Federal immigration laws make noncitizens deportable on the basis of state criminal convictions. Historically, Congress implemented this scheme in ways that respected the states’ sovereignty over their criminal laws. As more recent federal laws have been interpreted, however, a state’s decision to pardon, expunge, or otherwise set-aside a conviction under state law will often have no effect on the federal government’s determination to use that conviction as a basis for deportation. While scholars have shown significant interest in state and local laws regulating immigrants, few have considered the federalism implications of federal rules that ignore a state’s authority to determine the continuing validity of its own convictions.
This Article contends that limitations on the preclusive effect of pardons, expungements, appeals, and similar post-conviction processes undermine sovereign interests in maintaining the integrity of the criminal justice system, calibrating justice, fostering rehabilitation, and deciding where to allocate resources. In light of the interests at stake, Congress should be required to clearly express its intent to override pardons and related state post-conviction procedures. A federalism-based clear statement rule for statutory provisions that restrict generally applicable criminal processes would not constrain Congress’s power to set immigration policy, because Congress remains free to make its intent clear in the statute. But the rule would ensure that Congress, rather than an administrative agency, has made the deliberative choice to upset the usual constitutional balance of federal and state power.
Date of Authorship for this Version
pardons, collateral consequences, Judulang v. Holder, Gregory v. Ashcroft, federalism, expungements, vacaturs, rehabilitation, immigration, deportation, removal, admissibility, state, criminal justice, clear statement rules, statutory construction, chevron, matter of pickering

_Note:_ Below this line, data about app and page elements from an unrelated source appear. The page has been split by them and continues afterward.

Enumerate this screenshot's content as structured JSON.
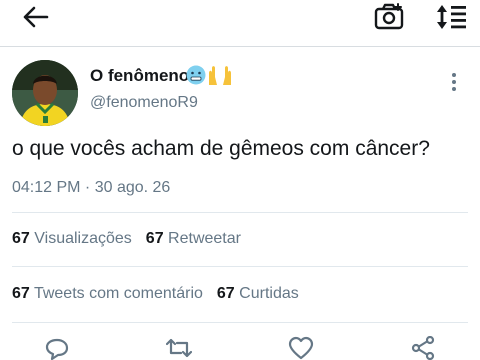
{
  "header": {
    "back_icon": "arrow-left-icon",
    "camera_icon": "camera-icon",
    "sort_icon": "sort-arrows-icon"
  },
  "tweet": {
    "display_name": "O fenômeno",
    "handle": "@fenomenoR9",
    "emojis": [
      "cold-face-emoji",
      "raising-hands-emoji"
    ],
    "text": "o que vocês acham de gêmeos com câncer?",
    "timestamp": "04:12 PM · 30 ago. 26"
  },
  "stats": {
    "views_count": "67",
    "views_label": "Visualizações",
    "retweets_count": "67",
    "retweets_label": "Retweetar",
    "quotes_count": "67",
    "quotes_label": "Tweets com comentário",
    "likes_count": "67",
    "likes_label": "Curtidas"
  },
  "actions": [
    "reply-icon",
    "retweet-icon",
    "like-icon",
    "share-icon"
  ],
  "colors": {
    "text": "#14171a",
    "secondary": "#657786",
    "divider": "#e1e8ed"
  }
}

Cade, Jason Alexis, "Deporting the Pardoned" (2012). New York University Public Law and Legal Theory Working Papers. 336.